_THE PROBLEM_
Locate and copy each line in the data that contains the word "also".

_EXTRACTED DATA_

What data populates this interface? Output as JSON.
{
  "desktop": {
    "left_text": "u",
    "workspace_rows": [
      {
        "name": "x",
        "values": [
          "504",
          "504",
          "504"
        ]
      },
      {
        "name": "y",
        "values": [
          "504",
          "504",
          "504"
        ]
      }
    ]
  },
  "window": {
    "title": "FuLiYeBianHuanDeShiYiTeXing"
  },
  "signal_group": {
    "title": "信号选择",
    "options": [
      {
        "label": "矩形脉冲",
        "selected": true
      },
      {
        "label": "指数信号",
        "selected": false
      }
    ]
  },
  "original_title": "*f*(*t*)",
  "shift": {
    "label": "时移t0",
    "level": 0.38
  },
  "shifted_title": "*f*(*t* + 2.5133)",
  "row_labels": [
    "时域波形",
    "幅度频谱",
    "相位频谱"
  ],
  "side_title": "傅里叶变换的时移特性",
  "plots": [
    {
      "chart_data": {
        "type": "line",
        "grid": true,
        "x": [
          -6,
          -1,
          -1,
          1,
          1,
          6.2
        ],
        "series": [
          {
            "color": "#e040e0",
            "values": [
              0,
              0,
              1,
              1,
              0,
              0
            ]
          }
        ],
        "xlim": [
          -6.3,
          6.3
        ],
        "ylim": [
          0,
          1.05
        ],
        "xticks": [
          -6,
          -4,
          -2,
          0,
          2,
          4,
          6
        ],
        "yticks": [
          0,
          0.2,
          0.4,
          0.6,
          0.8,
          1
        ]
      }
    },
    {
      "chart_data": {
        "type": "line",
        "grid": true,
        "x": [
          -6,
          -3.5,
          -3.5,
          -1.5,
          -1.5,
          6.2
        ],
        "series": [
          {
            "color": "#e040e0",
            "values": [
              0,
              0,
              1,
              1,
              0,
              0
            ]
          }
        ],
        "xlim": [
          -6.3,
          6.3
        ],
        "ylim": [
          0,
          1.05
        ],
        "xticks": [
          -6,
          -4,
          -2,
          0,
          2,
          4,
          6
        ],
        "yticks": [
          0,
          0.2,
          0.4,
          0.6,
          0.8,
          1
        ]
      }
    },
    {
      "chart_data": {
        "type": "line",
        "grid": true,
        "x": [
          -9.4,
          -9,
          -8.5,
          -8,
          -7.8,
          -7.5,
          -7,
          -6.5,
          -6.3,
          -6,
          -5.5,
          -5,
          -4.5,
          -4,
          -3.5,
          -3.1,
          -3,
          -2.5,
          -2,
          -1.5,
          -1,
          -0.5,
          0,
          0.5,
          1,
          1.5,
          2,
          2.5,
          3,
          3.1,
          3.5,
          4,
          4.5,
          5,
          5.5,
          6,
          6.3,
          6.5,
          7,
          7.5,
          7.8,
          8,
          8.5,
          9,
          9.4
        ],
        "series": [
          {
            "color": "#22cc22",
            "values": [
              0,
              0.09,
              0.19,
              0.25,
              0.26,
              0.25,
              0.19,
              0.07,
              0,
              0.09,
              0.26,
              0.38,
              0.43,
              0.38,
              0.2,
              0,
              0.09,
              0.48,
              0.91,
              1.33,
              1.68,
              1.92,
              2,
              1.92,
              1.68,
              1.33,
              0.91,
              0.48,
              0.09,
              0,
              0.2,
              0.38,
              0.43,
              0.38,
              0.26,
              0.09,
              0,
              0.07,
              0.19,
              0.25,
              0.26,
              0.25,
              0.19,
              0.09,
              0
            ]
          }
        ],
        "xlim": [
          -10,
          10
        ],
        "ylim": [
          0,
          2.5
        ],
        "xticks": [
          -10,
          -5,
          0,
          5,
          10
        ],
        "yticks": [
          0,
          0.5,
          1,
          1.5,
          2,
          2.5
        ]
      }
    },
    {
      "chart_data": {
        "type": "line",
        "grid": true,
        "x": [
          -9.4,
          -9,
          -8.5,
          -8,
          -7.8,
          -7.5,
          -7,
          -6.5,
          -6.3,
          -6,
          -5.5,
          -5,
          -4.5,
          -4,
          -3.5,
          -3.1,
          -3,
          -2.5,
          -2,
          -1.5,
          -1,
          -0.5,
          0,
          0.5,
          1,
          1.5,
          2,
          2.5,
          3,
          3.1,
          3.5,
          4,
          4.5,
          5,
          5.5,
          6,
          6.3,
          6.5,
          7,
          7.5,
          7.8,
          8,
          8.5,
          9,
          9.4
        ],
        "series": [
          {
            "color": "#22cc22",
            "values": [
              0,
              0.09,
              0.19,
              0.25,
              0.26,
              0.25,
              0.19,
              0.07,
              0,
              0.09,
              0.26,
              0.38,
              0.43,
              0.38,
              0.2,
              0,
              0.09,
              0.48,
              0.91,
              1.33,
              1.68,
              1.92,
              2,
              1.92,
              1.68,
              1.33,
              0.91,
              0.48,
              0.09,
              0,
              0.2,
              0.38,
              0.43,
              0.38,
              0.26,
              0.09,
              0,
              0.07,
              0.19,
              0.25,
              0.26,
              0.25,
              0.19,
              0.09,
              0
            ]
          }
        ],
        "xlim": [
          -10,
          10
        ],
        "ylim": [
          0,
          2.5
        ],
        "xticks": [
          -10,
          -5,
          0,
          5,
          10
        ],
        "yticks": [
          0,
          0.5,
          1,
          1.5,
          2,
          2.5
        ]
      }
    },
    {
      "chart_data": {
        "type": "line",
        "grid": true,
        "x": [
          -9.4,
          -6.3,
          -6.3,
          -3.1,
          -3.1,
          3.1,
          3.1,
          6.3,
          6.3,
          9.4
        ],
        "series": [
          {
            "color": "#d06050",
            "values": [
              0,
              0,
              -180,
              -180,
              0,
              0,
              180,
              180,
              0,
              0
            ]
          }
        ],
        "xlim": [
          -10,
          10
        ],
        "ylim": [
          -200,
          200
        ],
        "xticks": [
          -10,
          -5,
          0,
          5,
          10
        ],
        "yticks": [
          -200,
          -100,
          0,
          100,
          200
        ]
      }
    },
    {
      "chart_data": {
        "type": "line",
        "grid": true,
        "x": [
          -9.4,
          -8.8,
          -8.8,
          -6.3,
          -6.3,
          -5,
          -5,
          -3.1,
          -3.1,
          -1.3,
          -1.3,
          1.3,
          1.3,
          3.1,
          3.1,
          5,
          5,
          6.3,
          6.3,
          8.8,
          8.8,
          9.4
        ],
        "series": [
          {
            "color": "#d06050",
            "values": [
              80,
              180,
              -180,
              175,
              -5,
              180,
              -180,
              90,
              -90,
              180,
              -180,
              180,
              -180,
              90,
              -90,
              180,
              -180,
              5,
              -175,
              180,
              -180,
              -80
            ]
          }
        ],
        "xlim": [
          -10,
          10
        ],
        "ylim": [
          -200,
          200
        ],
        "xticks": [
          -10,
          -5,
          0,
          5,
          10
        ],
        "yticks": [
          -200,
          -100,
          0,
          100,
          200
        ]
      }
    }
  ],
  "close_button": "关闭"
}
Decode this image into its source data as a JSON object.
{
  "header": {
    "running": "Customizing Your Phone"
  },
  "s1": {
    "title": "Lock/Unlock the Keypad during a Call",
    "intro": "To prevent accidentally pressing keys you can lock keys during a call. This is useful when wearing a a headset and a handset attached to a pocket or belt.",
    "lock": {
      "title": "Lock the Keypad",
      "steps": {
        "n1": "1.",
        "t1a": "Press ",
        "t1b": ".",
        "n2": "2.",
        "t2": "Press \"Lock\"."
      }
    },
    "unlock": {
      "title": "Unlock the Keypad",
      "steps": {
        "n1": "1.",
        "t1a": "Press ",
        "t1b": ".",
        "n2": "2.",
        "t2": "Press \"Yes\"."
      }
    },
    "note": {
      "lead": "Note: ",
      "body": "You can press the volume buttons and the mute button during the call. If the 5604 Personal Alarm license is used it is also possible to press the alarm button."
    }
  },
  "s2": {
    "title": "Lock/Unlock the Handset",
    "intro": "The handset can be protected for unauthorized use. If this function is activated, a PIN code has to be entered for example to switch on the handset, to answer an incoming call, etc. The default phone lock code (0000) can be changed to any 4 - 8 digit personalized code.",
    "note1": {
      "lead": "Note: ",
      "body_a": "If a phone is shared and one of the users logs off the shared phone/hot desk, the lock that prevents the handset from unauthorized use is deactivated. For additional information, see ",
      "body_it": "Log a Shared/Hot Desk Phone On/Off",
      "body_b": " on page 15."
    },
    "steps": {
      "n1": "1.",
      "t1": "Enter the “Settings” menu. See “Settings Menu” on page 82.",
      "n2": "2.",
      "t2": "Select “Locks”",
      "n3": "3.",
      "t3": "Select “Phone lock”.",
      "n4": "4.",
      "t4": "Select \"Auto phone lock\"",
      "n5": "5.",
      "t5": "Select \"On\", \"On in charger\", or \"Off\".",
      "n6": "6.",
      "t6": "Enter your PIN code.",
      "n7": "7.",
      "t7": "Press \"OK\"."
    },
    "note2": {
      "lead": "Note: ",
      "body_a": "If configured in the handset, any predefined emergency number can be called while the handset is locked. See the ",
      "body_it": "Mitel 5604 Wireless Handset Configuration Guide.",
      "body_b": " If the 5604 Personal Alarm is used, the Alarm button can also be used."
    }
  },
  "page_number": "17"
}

_RESULT BELOW_
      "body": "You can press the volume buttons and the mute button during the call. If the 5604 Personal Alarm license is used it is also possible to press the alarm button."
      "body_b": " If the 5604 Personal Alarm is used, the Alarm button can also be used."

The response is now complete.